Do not put your trust in princes, in mortals, in whom there is no help.
We’re often told to not mix politics with religion – political opinions and religious beliefs are supposed to be kept in the private sphere and therefore they are things we can think about on our own time but the world has no right to interfere with either.
Except the world interferes with both all the time! We hear about things like the Christian Coalition, and the need for Christians to take back their role in politics, and I even get letters in the mail from political parties asking me to endorse particular candidates from the pulpit!
Whether we like it or not, the so-called “separation of church and state” actually looks more like a very complicated marriage where neither partner is sure why they are still together.
It then becomes remarkably difficult for Christians to think theologically about what it means to be political, and we wind up privatizing whatever it is we do on Sundays at the expense of letting it influence how we behave Monday-Saturday.
However, as Christians, we believe that our truest citizenship does not lie in our geography, or our nationstate, or even our socio-economic bracket. Instead, we believe our citizenship is in heaven.
We follow and worship a Lord whose kingdom is very different from the one that surrounds us in the world. All of our assumptions about what it important, who we are to be, and what we are to care about are changed by Jesus Christ who is our Lord of lords.
But then a question naturally follows: If our truest citizenship is in heaven, should we still participate in the forms of citizenship made manifest in something like an election?
The answer, of course, is yes. By all means we can participate in the political process of our country and we can certainly vote in something like an election.
And yet, the Lord cautions us with a very particular and poignant word: “Do not put your trust in princes, in mortals, in whom there is no help.”
Today we tend to throw all of our eggs in our respective political baskets and we, foolishly, believe that so long as our candidate gets elected everything will be fine for us. But politicians and political ideologies have come and gone, people have rejoiced and people have wept, and many things have remained the same.
The democratic practices we hold so dear are very important, but they will not bring us salvation.
Or, to put it more succinctly, Stanley Hauerwas says:
“I think voting is way overvalued.
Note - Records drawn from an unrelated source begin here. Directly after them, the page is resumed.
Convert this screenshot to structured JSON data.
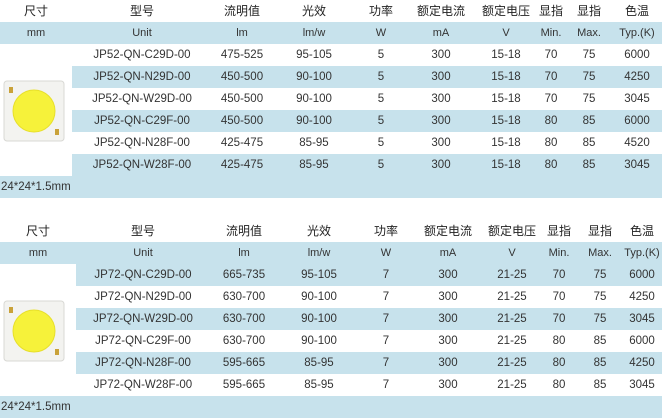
{
  "tables": [
    {
      "headers": [
        "尺寸",
        "型号",
        "流明值",
        "光效",
        "功率",
        "额定电流",
        "额定电压",
        "显指",
        "显指",
        "色温"
      ],
      "units": [
        "mm",
        "Unit",
        "lm",
        "lm/w",
        "W",
        "mA",
        "V",
        "Min.",
        "Max.",
        "Typ.(K)"
      ],
      "rows": [
        [
          "JP52-QN-C29D-00",
          "475-525",
          "95-105",
          "5",
          "300",
          "15-18",
          "70",
          "75",
          "6000"
        ],
        [
          "JP52-QN-N29D-00",
          "450-500",
          "90-100",
          "5",
          "300",
          "15-18",
          "70",
          "75",
          "4250"
        ],
        [
          "JP52-QN-W29D-00",
          "450-500",
          "90-100",
          "5",
          "300",
          "15-18",
          "70",
          "75",
          "3045"
        ],
        [
          "JP52-QN-C29F-00",
          "450-500",
          "90-100",
          "5",
          "300",
          "15-18",
          "80",
          "85",
          "6000"
        ],
        [
          "JP52-QN-N28F-00",
          "425-475",
          "85-95",
          "5",
          "300",
          "15-18",
          "80",
          "85",
          "4520"
        ],
        [
          "JP52-QN-W28F-00",
          "425-475",
          "85-95",
          "5",
          "300",
          "15-18",
          "80",
          "85",
          "3045"
        ]
      ],
      "footer": "24*24*1.5mm"
    },
    {
      "headers": [
        "尺寸",
        "型号",
        "流明值",
        "光效",
        "功率",
        "额定电流",
        "额定电压",
        "显指",
        "显指",
        "色温"
      ],
      "units": [
        "mm",
        "Unit",
        "lm",
        "lm/w",
        "W",
        "mA",
        "V",
        "Min.",
        "Max.",
        "Typ.(K)"
      ],
      "rows": [
        [
          "JP72-QN-C29D-00",
          "665-735",
          "95-105",
          "7",
          "300",
          "21-25",
          "70",
          "75",
          "6000"
        ],
        [
          "JP72-QN-N29D-00",
          "630-700",
          "90-100",
          "7",
          "300",
          "21-25",
          "70",
          "75",
          "4250"
        ],
        [
          "JP72-QN-W29D-00",
          "630-700",
          "90-100",
          "7",
          "300",
          "21-25",
          "70",
          "75",
          "3045"
        ],
        [
          "JP72-QN-C29F-00",
          "630-700",
          "90-100",
          "7",
          "300",
          "21-25",
          "80",
          "85",
          "6000"
        ],
        [
          "JP72-QN-N28F-00",
          "595-665",
          "85-95",
          "7",
          "300",
          "21-25",
          "80",
          "85",
          "4250"
        ],
        [
          "JP72-QN-W28F-00",
          "595-665",
          "85-95",
          "7",
          "300",
          "21-25",
          "80",
          "85",
          "3045"
        ]
      ],
      "footer": "24*24*1.5mm"
    }
  ],
  "colors": {
    "band": "#c7e2ec",
    "chip_board": "#f3f3f0",
    "chip_emitter": "#f6f23a",
    "chip_pad": "#c9a23a"
  },
  "icons": [
    "cob-led-chip-icon"
  ]
}
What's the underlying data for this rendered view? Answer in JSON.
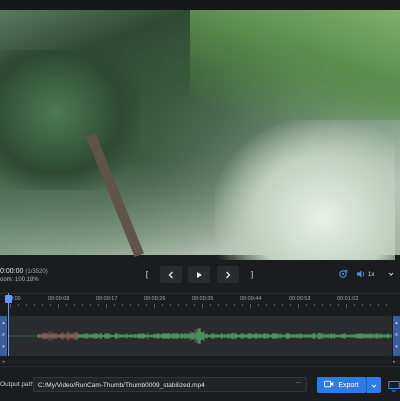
{
  "player": {
    "time": "0:00:00",
    "frames": "(1/3520)",
    "zoom": "oom: 100.18%",
    "controls": {
      "mark_in": "[",
      "mark_out": "]",
      "prev_icon": "chevron-left-icon",
      "play_icon": "play-icon",
      "next_icon": "chevron-right-icon"
    },
    "speed": "1x",
    "progress_fraction": 0.0
  },
  "timeline": {
    "ticks": [
      "0:00",
      "00:00:08",
      "00:00:17",
      "00:00:26",
      "00:00:35",
      "00:00:44",
      "00:00:53",
      "00:01:02"
    ]
  },
  "output": {
    "label": "Output path:",
    "path": "C:/My/Video/RunCam-Thumb/Thumb0009_stabilized.mp4",
    "browse": "...",
    "export_label": "Export"
  },
  "colors": {
    "accent": "#2f7be5",
    "waveform": "#4f9a63",
    "playhead": "#5d9bff"
  }
}
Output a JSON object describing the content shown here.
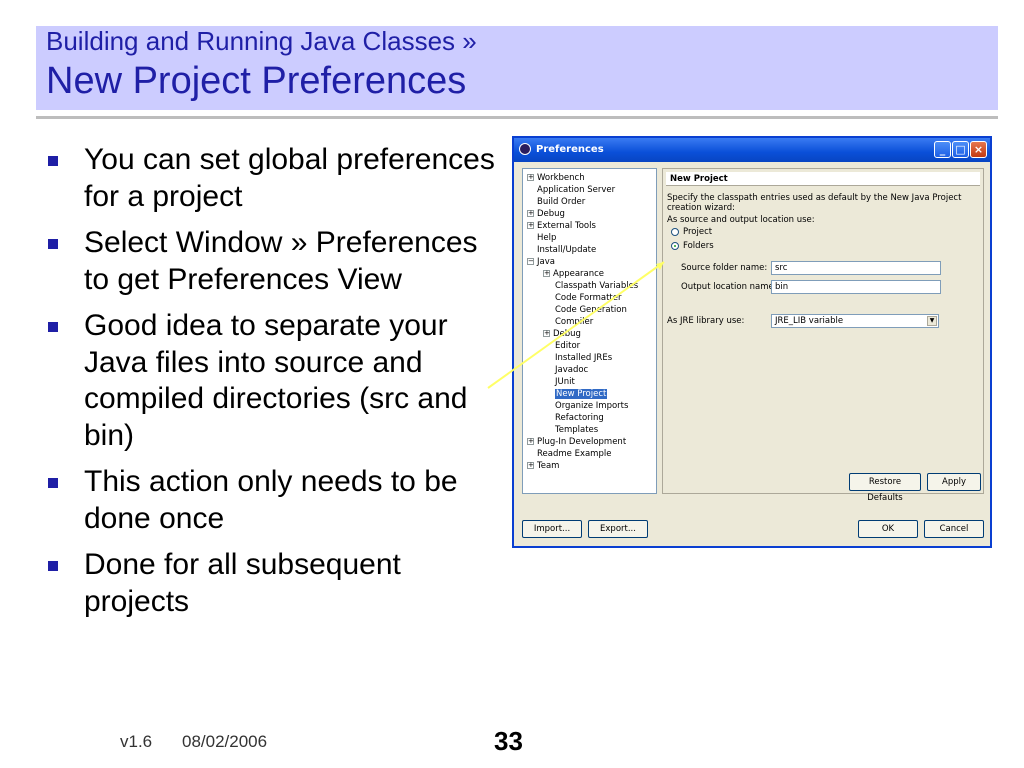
{
  "slide": {
    "header_subtitle": "Building and Running Java Classes »",
    "header_title": "New Project Preferences",
    "bullets": [
      "You can set global preferences for a project",
      "Select Window » Preferences to get Preferences View",
      "Good idea to separate your Java files into source and compiled directories (src and bin)",
      "This action only needs to be done once",
      "Done for all subsequent projects"
    ],
    "footer": {
      "version": "v1.6",
      "date": "08/02/2006",
      "page": "33"
    },
    "colors": {
      "title_band": "#ccccff",
      "title_text": "#1f1fa6",
      "bullet": "#1f1fa6",
      "callout_line": "#ffff66"
    }
  },
  "dialog": {
    "title": "Preferences",
    "window_buttons": [
      "minimize-icon",
      "maximize-icon",
      "close-icon"
    ],
    "tree": [
      "Workbench",
      "Application Server",
      "Build Order",
      "Debug",
      "External Tools",
      "Help",
      "Install/Update",
      "Java",
      "Appearance",
      "Classpath Variables",
      "Code Formatter",
      "Code Generation",
      "Compiler",
      "Debug",
      "Editor",
      "Installed JREs",
      "Javadoc",
      "JUnit",
      "New Project",
      "Organize Imports",
      "Refactoring",
      "Templates",
      "Plug-In Development",
      "Readme Example",
      "Team"
    ],
    "selected_tree_item": "New Project",
    "pane": {
      "header": "New Project",
      "description": "Specify the classpath entries used as default by the New Java Project creation wizard:",
      "location_label": "As source and output location use:",
      "radio_project": "Project",
      "radio_folders": "Folders",
      "selected_radio": "Folders",
      "source_label": "Source folder name:",
      "source_value": "src",
      "output_label": "Output location name:",
      "output_value": "bin",
      "jre_label": "As JRE library use:",
      "jre_value": "JRE_LIB variable"
    },
    "buttons": {
      "restore_defaults": "Restore Defaults",
      "apply": "Apply",
      "import": "Import...",
      "export": "Export...",
      "ok": "OK",
      "cancel": "Cancel"
    }
  }
}
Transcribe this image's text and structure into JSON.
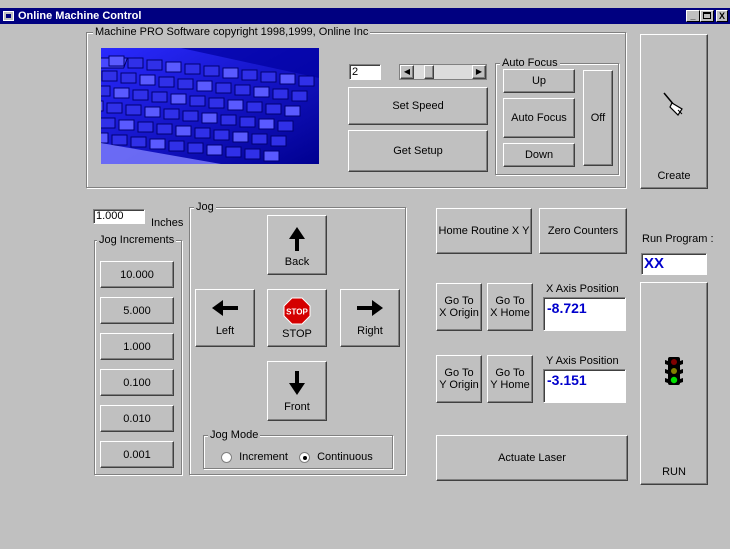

We forget that voting is inherently a coercive activity – its where 50.1% get to tell 49.9% what to do! People forget that voting is not an end in itself… Democracy, in its fundamental form, is patience; it requires us to listen, in the Pauline sense, to the lesser member. And we have to wait, oftentimes, if the lesser member isn’t convinced.”
So this election day, as we wrestle with the call to be both faithful and political, let us pray that the Lord might grant us the patience necessary to bear with one another in love, knowing full and well that whomever is elected will not bring us salvation, but that we wait with hope and joy for the Lord of lords, Jesus the Christ, whom we did not elect.
Instead, he elected us.